Back on the road we drove alongside fiords and through tunnels, up to 7km long. We made our next stop in Siglufjordur village a remote settlement speckled with colourful houses and a picturesque harbour. The main attraction here is the herring museum, which I did not have time to fully investigate, but probably has select audience!   The final stop we made on our way to our accommodation was at 66° North, this is the most northerly part of the country and the most northerly place I have been yet.

Throughout Iceland the impact of volcanoes is visible everywhere, lava flows cover vast areas of the landscape, this morning it was finally time to get closer to one. Grabrokargigar is now extinct, so safe to take the short hike to the top and enjoy the views down into the crater and across the surrounding countryside. Amazing to think I was able to stand where there were once explosions of molten magma.

Looking out of the window as we drove through the fiords and the tunnels that connect them was relaxing and beautiful.

We stopped to get some fresh air at Breidafjordur Harbour, taking a walk up onto the hill opposite the harbour for views back across the town and out through the fiords as far as the eye could see. This little place was used to shoot some of the Greenland footage for ‘The Secret Life of Walter Mitty’, if you are familiar with the film you can easily recognise the yellow bar featured in the scene.

We made a short stop in Grundarfjordur for lunch before heading to Djupalonssandur beach. Walking towards the water, strewn across the black pebbles were huge rusted parts of wrecked sea vessels, evidence that it was once a prolific fishing town. When you get closer to the water you can see why, the waves were mighty, powerful and milky white. At the waters edge there are huge jagged rock formations which stood between me and the destructive waters. As we stood there in awe of the shear size of the waves on the other side of these rocks I casually said “the waves look so much higher than we are” at which point we all turned to run as the enormous swell crashed over the rocks and onto the beach where we were stood. I could have watched the water for hours, but we had to press on.

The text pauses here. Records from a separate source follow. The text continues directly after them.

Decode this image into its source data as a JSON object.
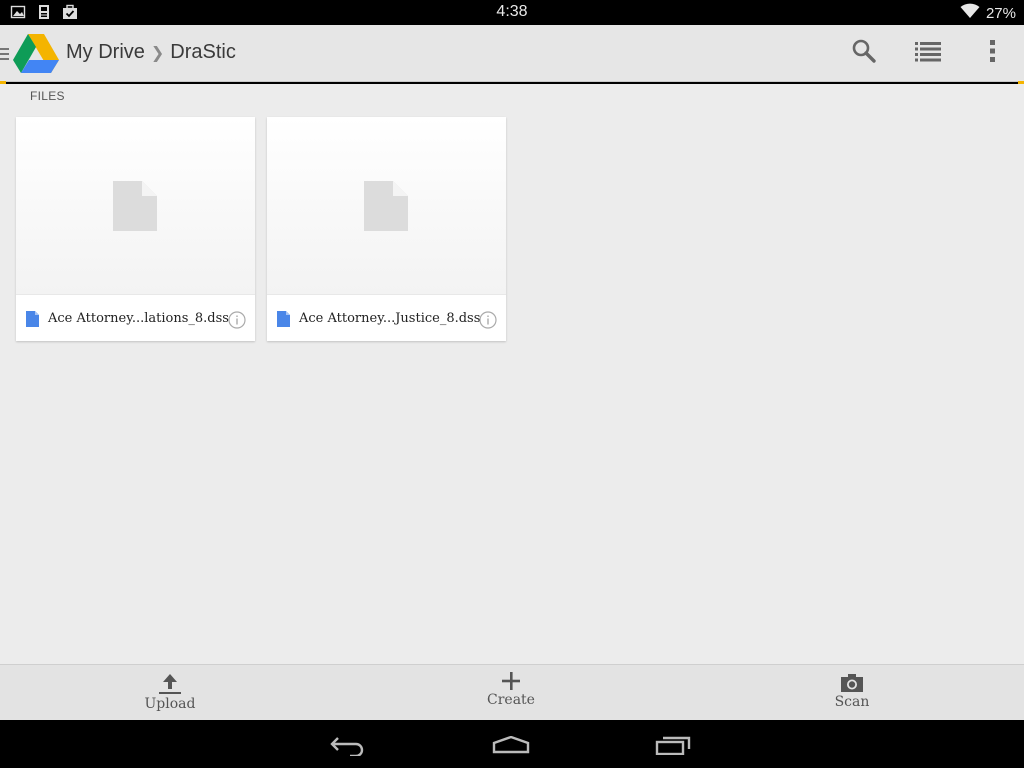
{
  "status_bar": {
    "time": "4:38",
    "battery": "27%",
    "notification_icons": [
      "picture-icon",
      "sd-card-icon",
      "briefcase-check-icon"
    ]
  },
  "action_bar": {
    "breadcrumb": [
      "My Drive",
      "DraStic"
    ],
    "separator": "❯",
    "actions": [
      "search-icon",
      "list-view-icon",
      "overflow-menu-icon"
    ]
  },
  "content": {
    "section_label": "FILES",
    "files": [
      {
        "name": "Ace Attorney...lations_8.dss"
      },
      {
        "name": "Ace Attorney...Justice_8.dss"
      }
    ]
  },
  "bottom_bar": {
    "upload_label": "Upload",
    "create_label": "Create",
    "scan_label": "Scan"
  },
  "nav_bar": {
    "buttons": [
      "back-icon",
      "home-icon",
      "recents-icon"
    ]
  },
  "colors": {
    "drive_yellow": "#f4b400",
    "drive_green": "#0f9d58",
    "drive_blue": "#4285f4",
    "file_icon_blue": "#4a86e8"
  }
}
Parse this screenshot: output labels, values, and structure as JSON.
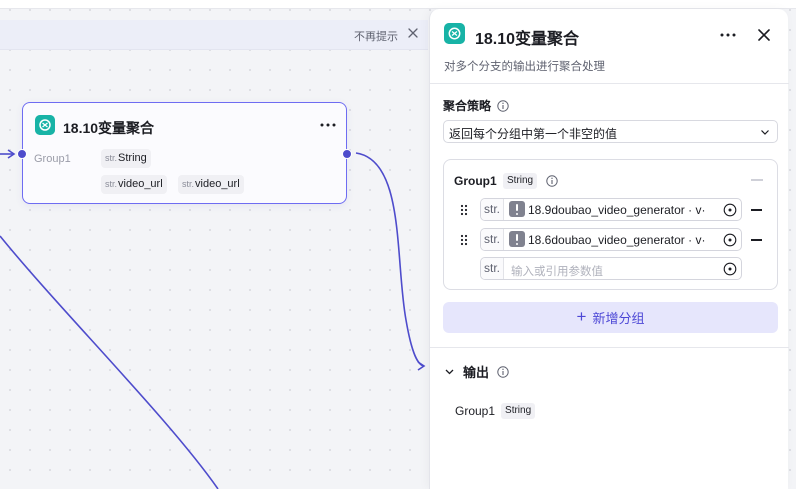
{
  "notice": {
    "dismiss_label": "不再提示"
  },
  "node": {
    "title": "18.10变量聚合",
    "group_label": "Group1",
    "type_prefix": "str.",
    "output_type": "String",
    "inputs": [
      "video_url",
      "video_url"
    ]
  },
  "panel": {
    "title": "18.10变量聚合",
    "description": "对多个分支的输出进行聚合处理",
    "strategy": {
      "label": "聚合策略",
      "value": "返回每个分组中第一个非空的值"
    },
    "group": {
      "name": "Group1",
      "type": "String",
      "refs": [
        {
          "type_prefix": "str.",
          "value": "18.9doubao_video_generator · v·"
        },
        {
          "type_prefix": "str.",
          "value": "18.6doubao_video_generator · v·"
        }
      ],
      "empty_ref": {
        "type_prefix": "str.",
        "placeholder": "输入或引用参数值"
      }
    },
    "add_group_label": "新增分组",
    "output": {
      "title": "输出",
      "items": [
        {
          "name": "Group1",
          "type": "String"
        }
      ]
    }
  },
  "colors": {
    "accent": "#4e4ccc",
    "node_border": "#6e6cf2",
    "logo": "#18b3a6",
    "add_group_bg": "#e6e6fc"
  },
  "icons": [
    "close-icon",
    "more-icon",
    "aggregate-logo-icon",
    "info-icon",
    "chevron-down-icon",
    "drag-handle-icon",
    "variable-picker-icon",
    "warning-icon",
    "plus-icon"
  ]
}
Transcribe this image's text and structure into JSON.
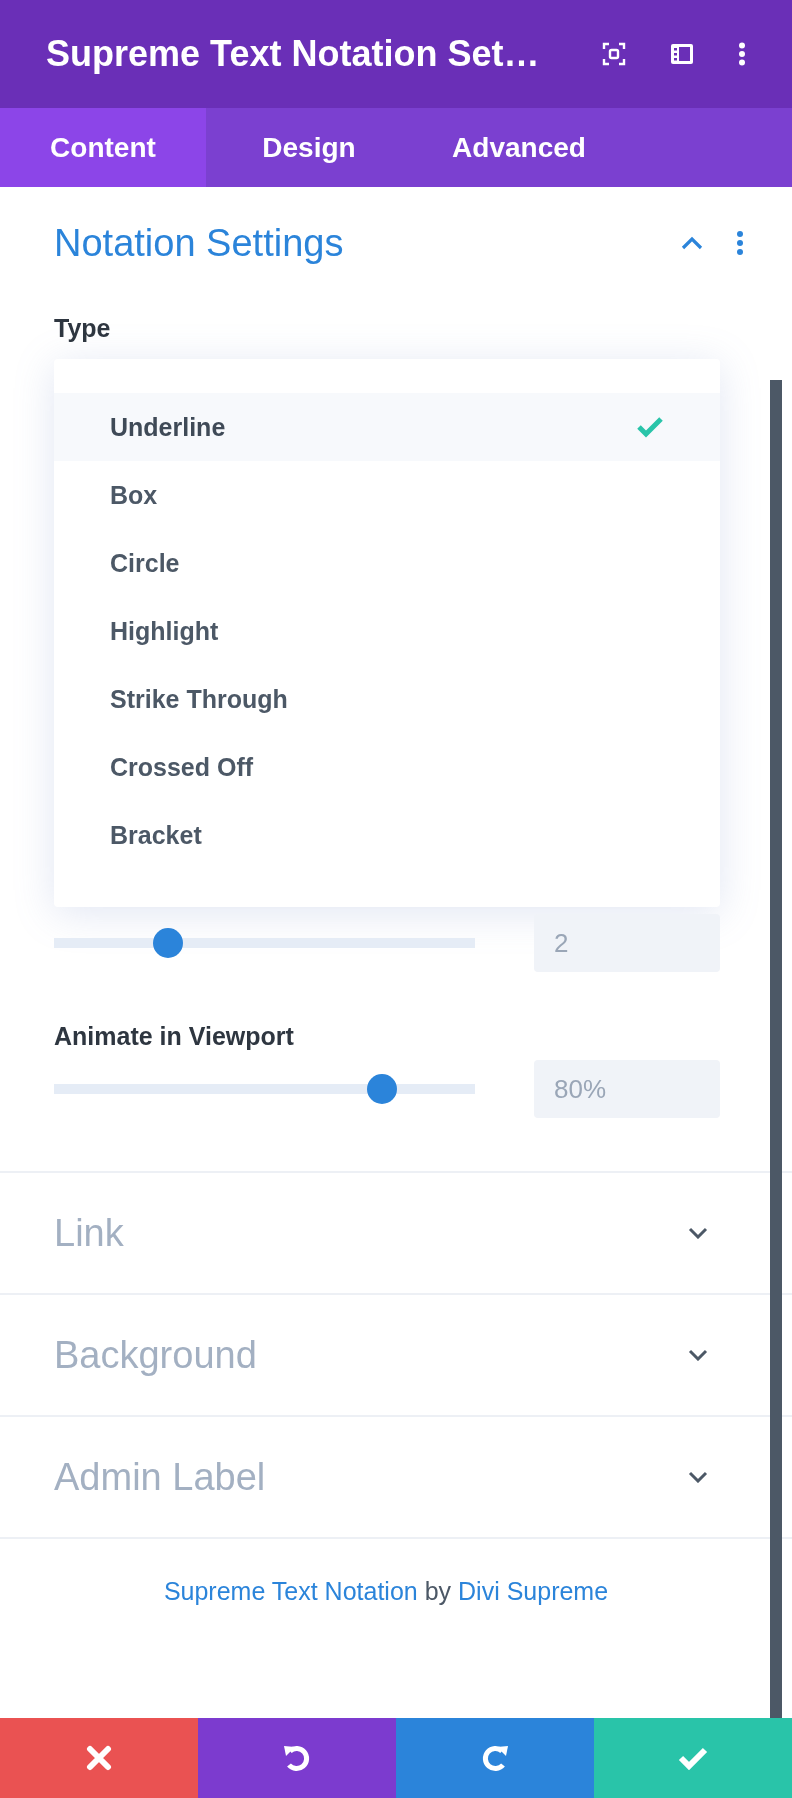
{
  "header": {
    "title": "Supreme Text Notation Set…",
    "icons": [
      {
        "kind": "expand"
      },
      {
        "kind": "split"
      },
      {
        "kind": "more"
      }
    ]
  },
  "tabs": [
    {
      "label": "Content",
      "selected": true
    },
    {
      "label": "Design",
      "selected": false
    },
    {
      "label": "Advanced",
      "selected": false
    }
  ],
  "section": {
    "title": "Notation Settings",
    "expanded": true,
    "type_field": {
      "label": "Type",
      "options": [
        {
          "label": "Underline",
          "selected": true
        },
        {
          "label": "Box",
          "selected": false
        },
        {
          "label": "Circle",
          "selected": false
        },
        {
          "label": "Highlight",
          "selected": false
        },
        {
          "label": "Strike Through",
          "selected": false
        },
        {
          "label": "Crossed Off",
          "selected": false
        },
        {
          "label": "Bracket",
          "selected": false
        }
      ]
    },
    "sliders": [
      {
        "level": 0.27,
        "value": "2"
      },
      {
        "label": "Animate in Viewport",
        "level": 0.78,
        "value": "80%"
      }
    ]
  },
  "collapsed_sections": [
    {
      "title": "Link",
      "expanded": false
    },
    {
      "title": "Background",
      "expanded": false
    },
    {
      "title": "Admin Label",
      "expanded": false
    }
  ],
  "footer": {
    "product_link": "Supreme Text Notation",
    "by": "by",
    "author_link": "Divi Supreme"
  },
  "action_bar": [
    {
      "kind": "discard"
    },
    {
      "kind": "undo"
    },
    {
      "kind": "redo"
    },
    {
      "kind": "save"
    }
  ]
}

Not far from our final night of accommodation is Gatklettur an impressive rock formation near Arnarstapi. By the carpark is a tiny black and white chapel, with its bold lines it stands out in a very photogenic way from its surroundings.

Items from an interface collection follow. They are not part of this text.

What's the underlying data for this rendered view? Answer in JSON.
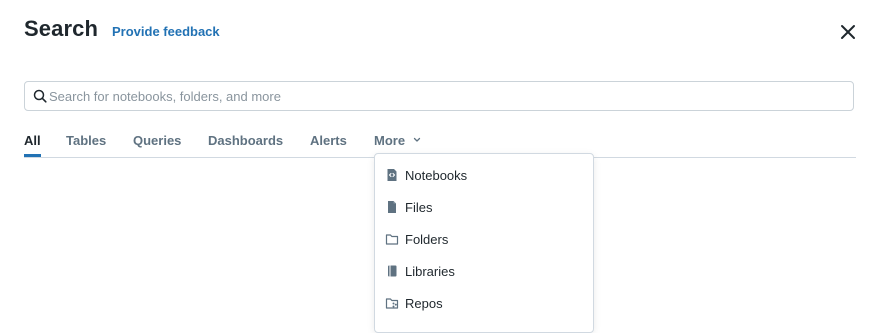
{
  "header": {
    "title": "Search",
    "feedback_link": "Provide feedback",
    "close_icon": "close-icon"
  },
  "search": {
    "placeholder": "Search for notebooks, folders, and more",
    "value": "",
    "icon": "search-icon"
  },
  "tabs": [
    {
      "label": "All",
      "active": true
    },
    {
      "label": "Tables",
      "active": false
    },
    {
      "label": "Queries",
      "active": false
    },
    {
      "label": "Dashboards",
      "active": false
    },
    {
      "label": "Alerts",
      "active": false
    },
    {
      "label": "More",
      "active": false,
      "icon": "chevron-down-icon"
    }
  ],
  "more_menu": {
    "items": [
      {
        "label": "Notebooks",
        "icon": "notebook-icon"
      },
      {
        "label": "Files",
        "icon": "file-icon"
      },
      {
        "label": "Folders",
        "icon": "folder-icon"
      },
      {
        "label": "Libraries",
        "icon": "library-icon"
      },
      {
        "label": "Repos",
        "icon": "repo-icon"
      }
    ]
  },
  "colors": {
    "accent": "#2272b4",
    "text": "#1f272d",
    "muted": "#5f7281",
    "border": "#d1d9e1"
  }
}
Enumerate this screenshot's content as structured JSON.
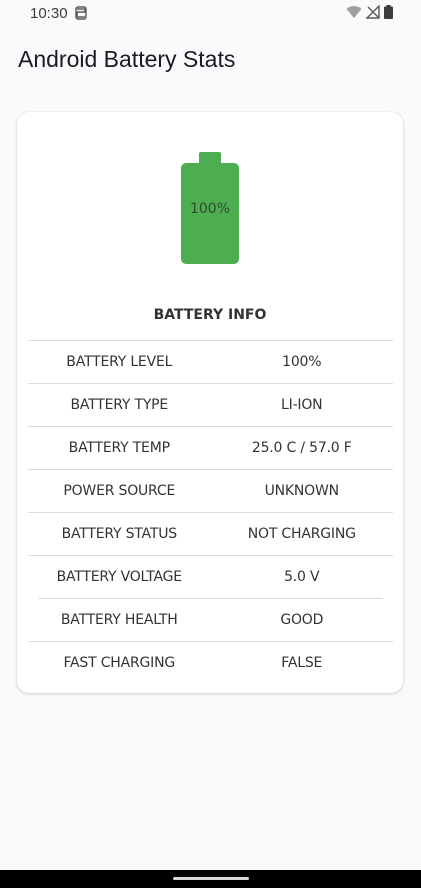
{
  "status_bar": {
    "time": "10:30",
    "notification_icon": "sync-notification-icon",
    "wifi_icon": "wifi-icon",
    "signal_icon": "signal-off-icon",
    "battery_icon": "battery-full-icon"
  },
  "app": {
    "title": "Android Battery Stats"
  },
  "battery_graphic": {
    "label": "100%",
    "level_percent": 100,
    "color": "#4cae50"
  },
  "info": {
    "heading": "BATTERY INFO",
    "rows": [
      {
        "label": "BATTERY LEVEL",
        "value": "100%"
      },
      {
        "label": "BATTERY TYPE",
        "value": "LI-ION"
      },
      {
        "label": "BATTERY TEMP",
        "value": "25.0 C / 57.0 F"
      },
      {
        "label": "POWER SOURCE",
        "value": "UNKNOWN"
      },
      {
        "label": "BATTERY STATUS",
        "value": "NOT CHARGING"
      },
      {
        "label": "BATTERY VOLTAGE",
        "value": "5.0 V"
      },
      {
        "label": "BATTERY HEALTH",
        "value": "GOOD"
      },
      {
        "label": "FAST CHARGING",
        "value": "FALSE"
      }
    ]
  },
  "colors": {
    "background": "#fcf9fd",
    "card": "#ffffff",
    "battery_green": "#4cae50",
    "divider": "#dcdcdc",
    "nav_bar": "#000000"
  }
}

It is possible to view the huge holes through the rocks from the cliff tops and walk through the dunes to the sandy beach. As the weather started to look stormy we didn’t stay too long.

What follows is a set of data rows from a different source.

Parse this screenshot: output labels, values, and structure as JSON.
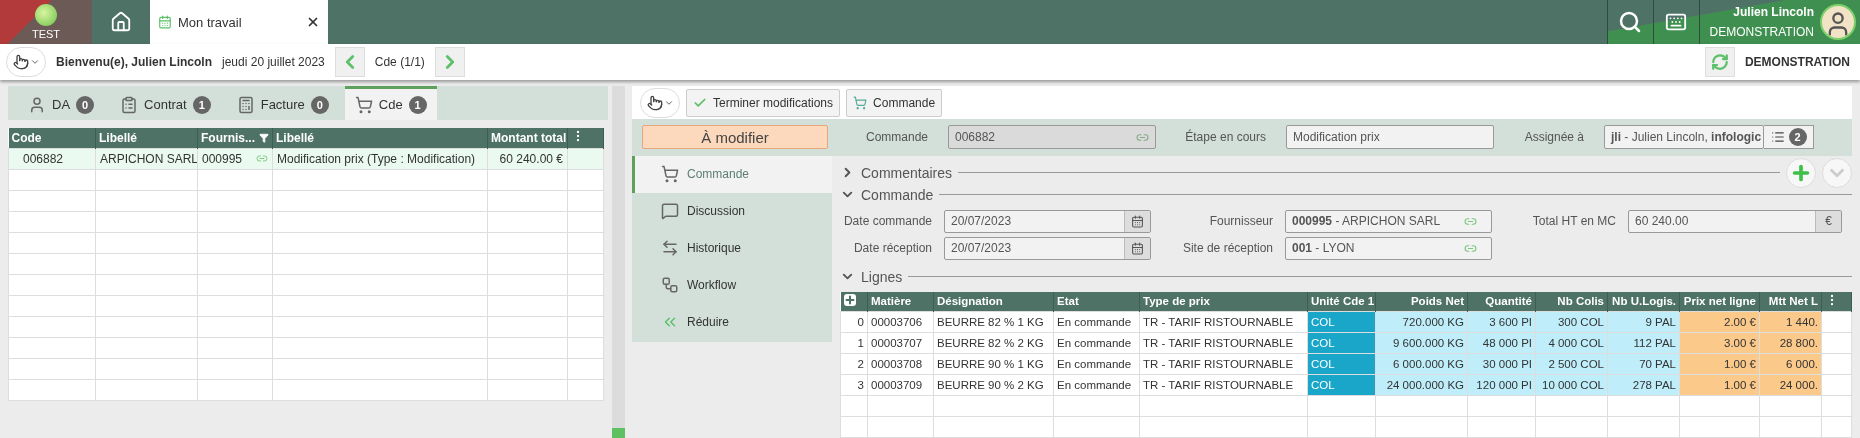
{
  "app_bar": {
    "env_label": "TEST",
    "tabs": [
      {
        "label": "Mon travail",
        "selected": true
      }
    ],
    "user": {
      "name": "Julien Lincoln",
      "company": "DEMONSTRATION"
    }
  },
  "toolbar": {
    "welcome": "Bienvenu(e), Julien Lincoln",
    "date": "jeudi 20 juillet 2023",
    "pager": "Cde (1/1)",
    "site": "DEMONSTRATION"
  },
  "work_tabs": [
    {
      "label": "DA",
      "count": "0",
      "selected": false
    },
    {
      "label": "Contrat",
      "count": "1",
      "selected": false
    },
    {
      "label": "Facture",
      "count": "0",
      "selected": false
    },
    {
      "label": "Cde",
      "count": "1",
      "selected": true
    }
  ],
  "work_table": {
    "columns": [
      {
        "label": "Code",
        "filter": false
      },
      {
        "label": "Libellé",
        "filter": false
      },
      {
        "label": "Fournis...",
        "filter": true
      },
      {
        "label": "Libellé",
        "filter": false
      },
      {
        "label": "Montant total",
        "filter": false
      }
    ],
    "rows": [
      {
        "selected": true,
        "cells": [
          "006882",
          "ARPICHON SARL",
          "000995",
          "Modification prix (Type : Modification)",
          "60 240.00 €"
        ]
      }
    ]
  },
  "actions": [
    "Terminer modifications",
    "Commande"
  ],
  "status": "À modifier",
  "header_fields": [
    {
      "label": "Commande",
      "value": "006882",
      "disabled": true
    },
    {
      "label": "Étape en cours",
      "value": "Modification prix",
      "disabled": false
    },
    {
      "label": "Assignée à",
      "value": "**jli** - Julien Lincoln, **infologic**",
      "disabled": false,
      "count": "2"
    }
  ],
  "nav": [
    {
      "label": "Commande",
      "selected": true
    },
    {
      "label": "Discussion",
      "selected": false
    },
    {
      "label": "Historique",
      "selected": false
    },
    {
      "label": "Workflow",
      "selected": false
    },
    {
      "label": "Réduire",
      "selected": false
    }
  ],
  "sections": [
    {
      "title": "Commentaires",
      "expanded": false
    },
    {
      "title": "Commande",
      "expanded": true
    },
    {
      "title": "Lignes",
      "expanded": true
    }
  ],
  "form": [
    {
      "label": "Date commande",
      "value": "20/07/2023",
      "kind": "date"
    },
    {
      "label": "Fournisseur",
      "value": "**000995** - ARPICHON SARL",
      "kind": "link"
    },
    {
      "label": "Total HT en MC",
      "value": "60 240.00",
      "kind": "amount",
      "unit": "€"
    },
    {
      "label": "Date réception",
      "value": "20/07/2023",
      "kind": "date"
    },
    {
      "label": "Site de réception",
      "value": "**001** - LYON",
      "kind": "link"
    }
  ],
  "lines_table": {
    "columns": [
      {
        "label": "Matière",
        "kind": "text"
      },
      {
        "label": "Désignation",
        "kind": "text"
      },
      {
        "label": "Etat",
        "kind": "text"
      },
      {
        "label": "Type de prix",
        "kind": "text"
      },
      {
        "label": "Unité Cde 1",
        "kind": "unit"
      },
      {
        "label": "Poids Net",
        "kind": "measure"
      },
      {
        "label": "Quantité",
        "kind": "measure"
      },
      {
        "label": "Nb Colis",
        "kind": "measure"
      },
      {
        "label": "Nb U.Logis.",
        "kind": "measure"
      },
      {
        "label": "Prix net ligne",
        "kind": "price"
      },
      {
        "label": "Mtt Net L",
        "kind": "price"
      }
    ],
    "rows": [
      {
        "index": "0",
        "cells": [
          "00003706",
          "BEURRE 82 % 1 KG",
          "En commande",
          "TR - TARIF RISTOURNABLE",
          "COL",
          "720.000 KG",
          "3 600 PI",
          "300 COL",
          "9 PAL",
          "2.00 €",
          "1 440."
        ]
      },
      {
        "index": "1",
        "cells": [
          "00003707",
          "BEURRE 82 % 2 KG",
          "En commande",
          "TR - TARIF RISTOURNABLE",
          "COL",
          "9 600.000 KG",
          "48 000 PI",
          "4 000 COL",
          "112 PAL",
          "3.00 €",
          "28 800."
        ]
      },
      {
        "index": "2",
        "cells": [
          "00003708",
          "BEURRE 90 % 1 KG",
          "En commande",
          "TR - TARIF RISTOURNABLE",
          "COL",
          "6 000.000 KG",
          "30 000 PI",
          "2 500 COL",
          "70 PAL",
          "1.00 €",
          "6 000."
        ]
      },
      {
        "index": "3",
        "cells": [
          "00003709",
          "BEURRE 90 % 2 KG",
          "En commande",
          "TR - TARIF RISTOURNABLE",
          "COL",
          "24 000.000 KG",
          "120 000 PI",
          "10 000 COL",
          "278 PAL",
          "1.00 €",
          "24 000."
        ]
      }
    ]
  }
}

Our last night was at a homestay on a horse farm, we were cooked a beautiful meal by our welcoming hosts and spent the last night surrounded by horses and moody skies.

I was a little melancholy waking up this morning knowing that is was my last day in Iceland, I felt very connected to this beautiful country and was reluctant to leave. We had heard there was a storm brewing but were assured flights were not being affected! Due to the weather warnings we drove straight to Reykjavik. When we arrived the weather was pretty miserable, strong winds and torrential rain, but we soldiered on. First, we visited Hallgrímskirkja, the Lutheran church, at 74.5 metres high it is the largest church in Iceland, among the tallest structures in the country it is visible from almost the whole city. The central streets are full of colourful shopfronts bars and restaurants. There is a wealth of museums to visit with features from art to whales or the northern lights. By the port are some excellent seafood restaurants and if you are a burger lover try Tommi’s Burger Joint.

On the way to the airport we made one last stop to see what all the hype is about at the Blue Lagoon. We didn’t have a chance to take a dip, but the water certainly looked inviting.

Again, our direct British Airways flight to Heathrow departed early and landed before schedule late on Saturday night.   It had been a wonderful trip – absolutely packed with experiences and shared with a great group of fellow travel agents, hosted very kindly by our friends at Intrepid Travel.

If you wish to discuss a possible trip to Iceland with me at anytime then please get in touch.